Irving Penn was one of the twentieth century's great photographers, known for his arresting images and masterful printmaking. At a time when photography was primarily understood as a means of communication, he approached it with an artist's eye and expanded the creative potential of the medium, both in his professional and personal work.
Born in 1917 in Plainfield, New Jersey to immigrant parents, Penn attended the Philadelphia Museum School of Industrial Arts from 1934–38 and studied with Alexey Brodovitch in his Design Laboratory.
Penn's work initially had an ideal outlet on the pages of Vogue, where it was finely reproduced and widely disseminated. In 1943, the new art director at Vogue, Alexander Liberman, hired Penn as his associate to prepare layouts and suggest ideas for covers to the magazine's photographers. Liberman, another Russian émigré who had worked in Paris, looked at Penn's contact sheets from his recent travels and recognized "a mind, and an eye that knew what it wanted to see."
In the early 1970s, Penn closed his Manhattan studio and immersed himself in platinum printing in the laboratory he constructed on the family farm on Long Island, NY. This led to three major series conceived for platinum: Cigarettes (1972, presented at The Museum of Modern Art in 1975), Street Material (1975–76, shown at The Metropolitan Museum of Art in 1977), and Archaeology (1979–80, exhibited at Marlborough Gallery in 1982). Like his earlier Nudes series, this work departed radically from the prevailing uses of photography.
In 1983, Penn re-opened a studio in the city and resumed a busy schedule of commercial work and magazine assignments. The following year, he was honoured with a retrospective curated by John Szarkowski at The Museum of Modern Art, which toured internationally until 1989. After the retrospective, Penn resumed painting and drawing as a creative pursuit, even incorporating platinum printing into his practice.

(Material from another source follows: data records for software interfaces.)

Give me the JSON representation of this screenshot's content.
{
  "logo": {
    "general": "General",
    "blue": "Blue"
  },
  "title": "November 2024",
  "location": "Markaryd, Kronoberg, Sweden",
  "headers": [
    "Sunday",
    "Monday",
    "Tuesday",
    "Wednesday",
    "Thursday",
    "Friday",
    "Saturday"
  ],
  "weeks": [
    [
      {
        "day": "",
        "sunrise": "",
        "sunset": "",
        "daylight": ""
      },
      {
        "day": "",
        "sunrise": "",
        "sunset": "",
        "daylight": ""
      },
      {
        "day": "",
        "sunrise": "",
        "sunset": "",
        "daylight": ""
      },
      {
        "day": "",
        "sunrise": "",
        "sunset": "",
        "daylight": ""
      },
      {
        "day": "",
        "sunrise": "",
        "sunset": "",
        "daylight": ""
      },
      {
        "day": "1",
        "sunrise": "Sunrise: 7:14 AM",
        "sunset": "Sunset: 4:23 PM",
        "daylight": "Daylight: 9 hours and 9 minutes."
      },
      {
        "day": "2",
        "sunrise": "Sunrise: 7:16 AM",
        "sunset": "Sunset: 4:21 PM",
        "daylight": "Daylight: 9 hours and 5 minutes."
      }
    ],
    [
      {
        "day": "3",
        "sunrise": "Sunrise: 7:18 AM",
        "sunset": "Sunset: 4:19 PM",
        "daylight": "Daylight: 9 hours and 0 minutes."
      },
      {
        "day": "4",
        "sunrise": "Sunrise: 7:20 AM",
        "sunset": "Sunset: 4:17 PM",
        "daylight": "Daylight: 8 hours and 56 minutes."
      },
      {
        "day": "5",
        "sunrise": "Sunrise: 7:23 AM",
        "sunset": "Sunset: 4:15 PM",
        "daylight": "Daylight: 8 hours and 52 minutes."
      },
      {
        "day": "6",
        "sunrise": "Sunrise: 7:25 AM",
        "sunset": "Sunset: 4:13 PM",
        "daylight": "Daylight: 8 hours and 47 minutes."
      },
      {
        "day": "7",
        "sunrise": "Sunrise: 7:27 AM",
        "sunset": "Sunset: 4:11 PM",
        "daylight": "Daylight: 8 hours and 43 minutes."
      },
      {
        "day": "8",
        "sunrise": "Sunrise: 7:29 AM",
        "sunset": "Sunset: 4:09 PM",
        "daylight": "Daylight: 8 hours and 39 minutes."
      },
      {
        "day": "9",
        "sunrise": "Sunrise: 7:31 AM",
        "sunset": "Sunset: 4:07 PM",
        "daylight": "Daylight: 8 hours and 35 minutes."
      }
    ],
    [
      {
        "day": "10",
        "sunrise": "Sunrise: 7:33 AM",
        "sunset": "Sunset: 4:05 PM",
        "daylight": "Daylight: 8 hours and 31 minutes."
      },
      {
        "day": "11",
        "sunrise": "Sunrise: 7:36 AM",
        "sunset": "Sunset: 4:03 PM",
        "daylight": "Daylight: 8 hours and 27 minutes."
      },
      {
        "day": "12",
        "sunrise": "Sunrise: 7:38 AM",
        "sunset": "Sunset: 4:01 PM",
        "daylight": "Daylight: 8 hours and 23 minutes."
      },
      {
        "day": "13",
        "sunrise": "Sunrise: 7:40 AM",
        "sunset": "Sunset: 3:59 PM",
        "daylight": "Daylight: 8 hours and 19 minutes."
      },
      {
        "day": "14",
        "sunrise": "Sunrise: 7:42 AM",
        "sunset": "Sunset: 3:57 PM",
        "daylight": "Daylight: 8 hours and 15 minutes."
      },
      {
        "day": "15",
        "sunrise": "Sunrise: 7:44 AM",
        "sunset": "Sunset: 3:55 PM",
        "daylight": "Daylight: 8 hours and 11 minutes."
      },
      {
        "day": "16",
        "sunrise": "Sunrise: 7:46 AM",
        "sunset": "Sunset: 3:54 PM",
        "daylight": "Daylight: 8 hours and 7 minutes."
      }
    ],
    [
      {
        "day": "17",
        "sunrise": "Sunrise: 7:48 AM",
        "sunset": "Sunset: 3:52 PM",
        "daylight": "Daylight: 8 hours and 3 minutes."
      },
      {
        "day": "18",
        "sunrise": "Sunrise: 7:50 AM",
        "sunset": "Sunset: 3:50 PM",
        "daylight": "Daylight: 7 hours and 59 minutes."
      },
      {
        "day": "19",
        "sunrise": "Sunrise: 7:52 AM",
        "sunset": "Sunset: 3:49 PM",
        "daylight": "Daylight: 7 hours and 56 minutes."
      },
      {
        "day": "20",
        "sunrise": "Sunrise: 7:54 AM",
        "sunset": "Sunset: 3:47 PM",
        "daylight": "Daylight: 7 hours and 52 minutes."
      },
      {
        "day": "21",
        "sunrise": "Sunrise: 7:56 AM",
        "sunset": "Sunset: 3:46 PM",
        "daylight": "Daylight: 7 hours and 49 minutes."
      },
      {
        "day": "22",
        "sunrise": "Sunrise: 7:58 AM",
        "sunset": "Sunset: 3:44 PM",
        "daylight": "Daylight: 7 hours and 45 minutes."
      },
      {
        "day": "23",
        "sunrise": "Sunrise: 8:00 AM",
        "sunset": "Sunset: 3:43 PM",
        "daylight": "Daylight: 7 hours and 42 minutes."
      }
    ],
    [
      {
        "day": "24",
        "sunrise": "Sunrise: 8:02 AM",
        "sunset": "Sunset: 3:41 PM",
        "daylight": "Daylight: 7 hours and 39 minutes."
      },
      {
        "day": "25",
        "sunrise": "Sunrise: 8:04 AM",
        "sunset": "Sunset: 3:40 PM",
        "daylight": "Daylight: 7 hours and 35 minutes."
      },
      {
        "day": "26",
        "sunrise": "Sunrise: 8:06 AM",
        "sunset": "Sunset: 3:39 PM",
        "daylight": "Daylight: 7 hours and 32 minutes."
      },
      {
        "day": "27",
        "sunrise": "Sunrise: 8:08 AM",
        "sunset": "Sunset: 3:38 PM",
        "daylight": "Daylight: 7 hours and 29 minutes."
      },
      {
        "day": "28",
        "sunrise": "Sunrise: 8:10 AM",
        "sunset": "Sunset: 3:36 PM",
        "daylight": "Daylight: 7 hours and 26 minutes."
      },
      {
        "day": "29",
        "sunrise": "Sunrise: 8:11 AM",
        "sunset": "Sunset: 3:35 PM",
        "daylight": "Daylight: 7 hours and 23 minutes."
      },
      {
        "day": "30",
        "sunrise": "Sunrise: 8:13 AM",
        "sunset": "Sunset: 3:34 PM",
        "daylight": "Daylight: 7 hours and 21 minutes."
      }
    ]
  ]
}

Penn's creativity flourished during the last decades of his life. His innovative portraits, still life, fashion, and beauty photographs continued to appear regularly in Vogue. The studio was busy with magazine, advertising, and personal work, as well as printing and exhibition projects. Determined to shape the body of work he left behind from such a prolific career, he also carefully structured and reduced his archives. In 2009, Penn died in New York, at the age of 92. During his lifetime, he established The Irving Penn Foundation.
Image © The Irving Penn Foundation.